A MAJOR audit of the country’s two new financial regulators shows that they have cost over £100m more than their predecessor, but are also bringing in far more money from fines.
The National Audit Office (NAO) today releases its analysis of the Financial Conduct Authority (FCA) and the Bank of England’s prudential regulation authority (PRA), forecasting that they cost £127m more in 2013-14 than their predecessor organisation did during 2012-13.
Despite a headline bill of £664m for both organisations, the value of fines collected by the watchdogs soared last year, with £472m collected.
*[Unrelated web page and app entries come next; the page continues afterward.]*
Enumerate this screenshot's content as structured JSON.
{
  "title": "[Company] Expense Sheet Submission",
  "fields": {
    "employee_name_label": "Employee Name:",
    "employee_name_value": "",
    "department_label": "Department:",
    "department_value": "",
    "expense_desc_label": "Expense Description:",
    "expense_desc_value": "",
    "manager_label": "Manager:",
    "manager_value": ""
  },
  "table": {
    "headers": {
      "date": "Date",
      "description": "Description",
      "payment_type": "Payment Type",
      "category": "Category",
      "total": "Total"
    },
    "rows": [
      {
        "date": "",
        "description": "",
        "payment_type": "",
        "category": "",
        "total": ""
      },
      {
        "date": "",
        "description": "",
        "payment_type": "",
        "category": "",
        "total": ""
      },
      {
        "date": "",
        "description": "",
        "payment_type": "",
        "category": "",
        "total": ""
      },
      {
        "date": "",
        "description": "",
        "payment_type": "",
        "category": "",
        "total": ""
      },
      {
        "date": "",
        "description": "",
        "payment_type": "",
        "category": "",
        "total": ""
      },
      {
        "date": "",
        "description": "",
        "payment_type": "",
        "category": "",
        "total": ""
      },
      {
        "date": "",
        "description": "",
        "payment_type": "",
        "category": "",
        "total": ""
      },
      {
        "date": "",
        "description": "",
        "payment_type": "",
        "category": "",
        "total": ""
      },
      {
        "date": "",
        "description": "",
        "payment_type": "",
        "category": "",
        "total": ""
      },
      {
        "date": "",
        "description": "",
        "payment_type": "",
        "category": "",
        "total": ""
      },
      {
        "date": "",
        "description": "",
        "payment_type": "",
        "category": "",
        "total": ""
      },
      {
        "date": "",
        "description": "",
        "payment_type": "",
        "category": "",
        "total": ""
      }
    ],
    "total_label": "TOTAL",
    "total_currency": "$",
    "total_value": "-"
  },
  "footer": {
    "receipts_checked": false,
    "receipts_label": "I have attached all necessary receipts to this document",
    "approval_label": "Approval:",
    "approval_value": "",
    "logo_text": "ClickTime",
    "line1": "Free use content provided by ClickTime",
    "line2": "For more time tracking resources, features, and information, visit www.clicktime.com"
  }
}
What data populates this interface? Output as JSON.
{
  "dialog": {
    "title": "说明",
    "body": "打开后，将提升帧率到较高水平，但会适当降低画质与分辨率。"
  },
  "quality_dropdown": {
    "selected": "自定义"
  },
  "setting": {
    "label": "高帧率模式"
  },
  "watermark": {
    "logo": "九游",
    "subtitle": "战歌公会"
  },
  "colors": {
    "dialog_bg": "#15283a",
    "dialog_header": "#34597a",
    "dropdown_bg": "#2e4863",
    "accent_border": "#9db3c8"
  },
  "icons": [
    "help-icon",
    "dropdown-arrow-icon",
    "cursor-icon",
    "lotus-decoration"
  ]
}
In 2012, only £312m was collected, and less than £100m was levied in each of the two years before that.
“These are still early days for the new regulators, and there are encouraging signs that their new approaches are gaining traction,” said Amyas Morse, head of the NAO.
However, Morse added that there are some issues surrounding staff retention: “Attracting and retaining the right staff are vital to keeping this progress on track, and so both regulators need to tackle this issue.”
More than a quarter of the people who have resigned from the PRA were classed as high performers, and a third of FCA staff have been there for less than two years, raising some concerns that there is not enough experience in the complex regulatory environment.
The audit says it is still too early to say how the new bodies’ approach to collecting and managing information is an improvement on the Financial Services Authority (FSA)
FCA transparency is also congratulated by the report, but the NAO says that its inability to legally access the Bank of England’s financial information limits its ability to assess the performance of the PRA.
The PRA and FCA have been operational since April last year, when they started to replace the defunct Financial Services Authority, following reforms after the financial sector’s crash in 2008.